Waldorf education, sometimes also known as Steiner education, is an educational philosophy which seeks to cultivate pupils’ imagination and creativity in ways that help to serve their developmental needs.

This educational philosophy has existed for over a century at the time of writing.


About Waldorf-Steiner Education

This educational approach is based on the educational philosophy of Rudolf Steiner who also founded Anthroposophy, another philosophy. The first Waldorf school opened in 1919 in Stuttgart in Germany and since then has become the largest independent school movement in the world with locations in over 75 countries.

The school was opened in response to the owner and manager of the Waldorf-Astoria Cigarette Company, Emil Molt, which is where the Waldorf name for the approach comes from. It was the first comprehensive school which educated children, no matter their social class, gender, or ability.

Where Waldorf-Steiner Comes From

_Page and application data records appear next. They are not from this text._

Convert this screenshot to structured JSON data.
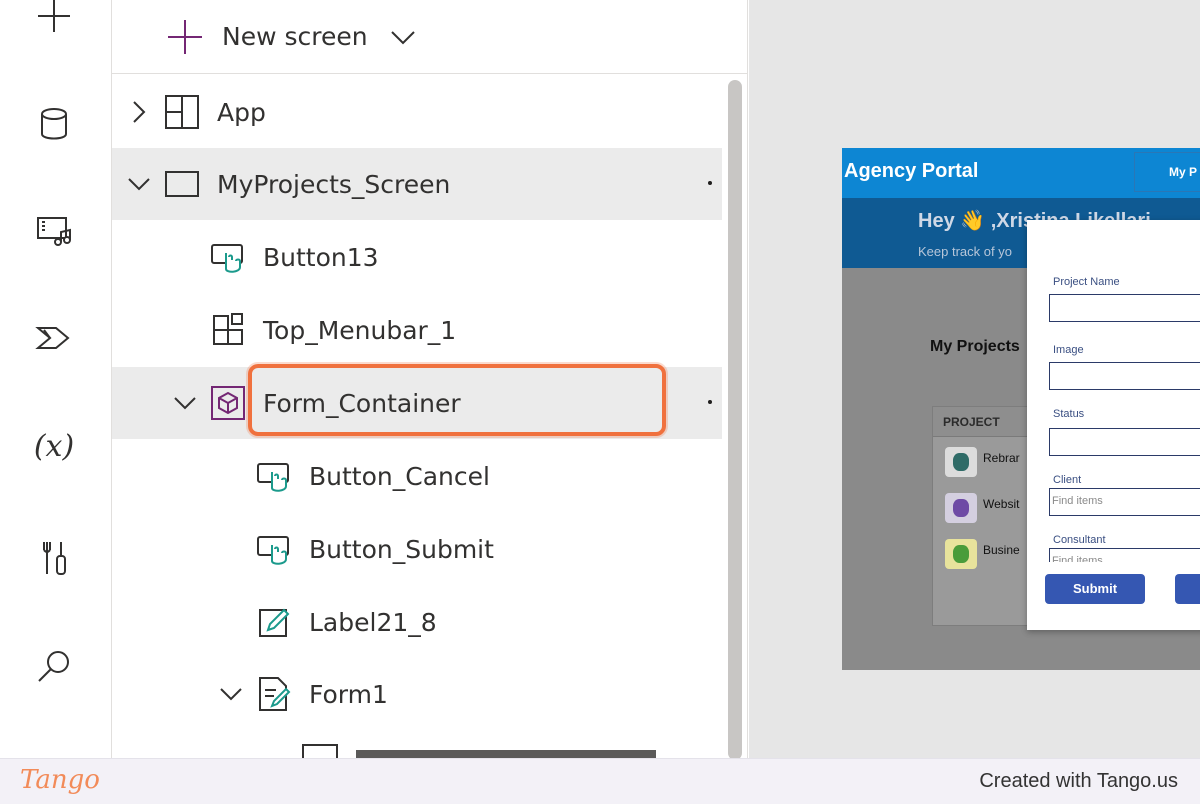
{
  "rail": {
    "items": [
      "add-icon",
      "data-icon",
      "media-icon",
      "power-automate-icon",
      "variables-icon",
      "advanced-tools-icon",
      "search-icon"
    ],
    "variables_glyph": "(x)"
  },
  "tree": {
    "new_screen_label": "New screen",
    "nodes": [
      {
        "label": "App",
        "icon": "app-icon"
      },
      {
        "label": "MyProjects_Screen",
        "icon": "screen-icon"
      },
      {
        "label": "Button13",
        "icon": "button-icon"
      },
      {
        "label": "Top_Menubar_1",
        "icon": "component-icon"
      },
      {
        "label": "Form_Container",
        "icon": "container-icon"
      },
      {
        "label": "Button_Cancel",
        "icon": "button-icon"
      },
      {
        "label": "Button_Submit",
        "icon": "button-icon"
      },
      {
        "label": "Label21_8",
        "icon": "label-icon"
      },
      {
        "label": "Form1",
        "icon": "form-icon"
      }
    ],
    "highlighted_node": "Form_Container",
    "highlight_color": "#f0713e",
    "selected_bg": "#ebebeb"
  },
  "preview": {
    "app_title": "Agency Portal",
    "nav_button": "My P",
    "greeting": "Hey 👋 ,Xristina Likellari",
    "greeting_sub": "Keep track of yo",
    "section_title": "My Projects",
    "table_header": "PROJECT",
    "rows": [
      {
        "text": "Rebrar",
        "color": "#2f6b67"
      },
      {
        "text": "Websit",
        "color": "#6e4aa5"
      },
      {
        "text": "Busine",
        "color": "#b7c43c"
      }
    ],
    "form": {
      "fields": [
        {
          "label": "Project Name",
          "value": ""
        },
        {
          "label": "Image",
          "value": ""
        },
        {
          "label": "Status",
          "value": ""
        },
        {
          "label": "Client",
          "value": "Find items"
        },
        {
          "label": "Consultant",
          "value": "Find items"
        }
      ],
      "submit_label": "Submit"
    },
    "header_color": "#0d86d3"
  },
  "footer": {
    "logo": "Tango",
    "created_with": "Created with Tango.us"
  }
}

After the first school was opened, many followed with Waldorf education becoming more popular in Britain in 1922 after Steiner gave lectures at Oxford University, followed by teacher training courses in following years. The first school in England was opened in 1925 with the USA following a few years after.

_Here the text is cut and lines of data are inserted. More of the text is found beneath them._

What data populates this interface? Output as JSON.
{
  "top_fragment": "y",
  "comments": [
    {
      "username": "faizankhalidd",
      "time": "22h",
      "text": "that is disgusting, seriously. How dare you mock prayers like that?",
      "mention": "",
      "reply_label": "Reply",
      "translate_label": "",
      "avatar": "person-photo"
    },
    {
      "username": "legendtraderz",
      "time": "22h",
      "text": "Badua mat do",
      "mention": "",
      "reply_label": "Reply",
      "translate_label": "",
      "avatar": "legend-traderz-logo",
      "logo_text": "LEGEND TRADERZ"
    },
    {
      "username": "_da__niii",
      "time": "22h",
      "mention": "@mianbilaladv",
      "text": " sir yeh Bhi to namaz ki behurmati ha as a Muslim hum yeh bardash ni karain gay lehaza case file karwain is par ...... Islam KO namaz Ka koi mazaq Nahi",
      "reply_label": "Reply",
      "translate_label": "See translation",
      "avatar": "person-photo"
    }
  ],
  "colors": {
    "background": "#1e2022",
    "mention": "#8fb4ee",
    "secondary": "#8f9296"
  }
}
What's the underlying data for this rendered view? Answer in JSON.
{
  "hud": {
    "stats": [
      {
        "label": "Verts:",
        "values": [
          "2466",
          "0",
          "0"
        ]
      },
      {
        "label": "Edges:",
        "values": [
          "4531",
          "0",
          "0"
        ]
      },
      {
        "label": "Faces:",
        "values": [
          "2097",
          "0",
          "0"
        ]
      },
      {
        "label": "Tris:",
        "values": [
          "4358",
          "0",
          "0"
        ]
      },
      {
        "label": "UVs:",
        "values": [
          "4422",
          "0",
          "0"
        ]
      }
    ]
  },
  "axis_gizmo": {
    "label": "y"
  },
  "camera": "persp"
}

Classes tend to remain together throughout their years, developing together.

The Waldorf-Steiner Philosophy

The philosophy of this educational approach is to provide an education which helps children to become free human beings.

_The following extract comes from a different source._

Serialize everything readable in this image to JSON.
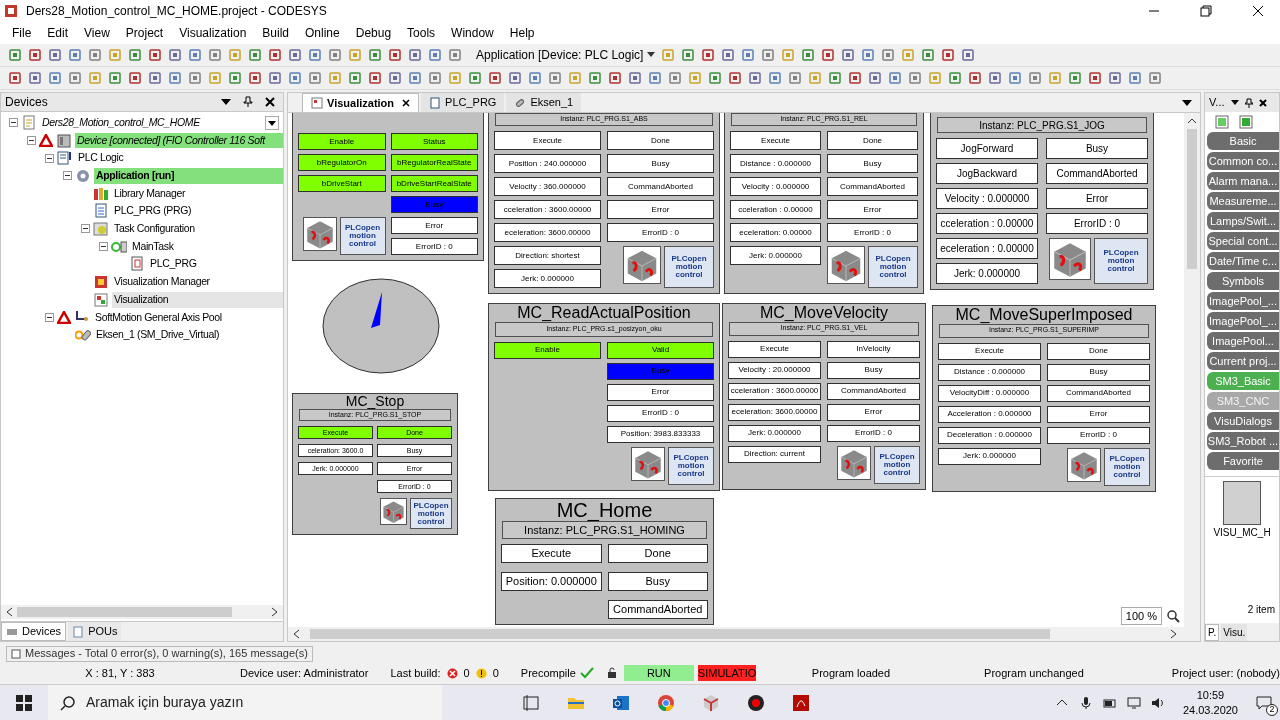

The theory is that there are three distinct developmental stages for children – early childhood, elementary education, and secondary education. These all last for approximately seven years and each has its own unique learning strategies for this approach.

The theory believes that in early childhood, children learn best from experiential education where they learn by example and are encouraged to utilise their imagination when playing. You would expect to see a Waldorf preschool encouraging free play, art time, practical tasks, and circle time for their students. Elementary education does see the introduction of certain academic disciplines including reading and writing which isn’t introduced in early years education. This academic work is shown to them through drama, music, art and more. Secondary education sees students have specialist teachers for each subject and a bigger focus on academic topics however students are still encouraged to continue with music, art and other similar topics and are supposed to learn through their own thinking and judgement.


How To Utilise The Waldorf-Steiner Approach At Home

This philosophy can certainly be implemented at home. It is a developmental approach to learning which can easily be covered at home. If you are already home schooling, start where you are and you can learn as you go. However if you are looking to implement it for the first time, then there are a few steps you can take to start utilising it. Embrace the rhythm – daily, this means meals, lessons, chores, bedtime and weekly might mean different activities on specific days. Keep it simple and enjoy it and get outdoors as much as you can as time in nature is great. You should also read stories every day as stories often form the foundations of lessons and incorporate the arts into your child’s education – painting, drama and music are some of the arts you should be including.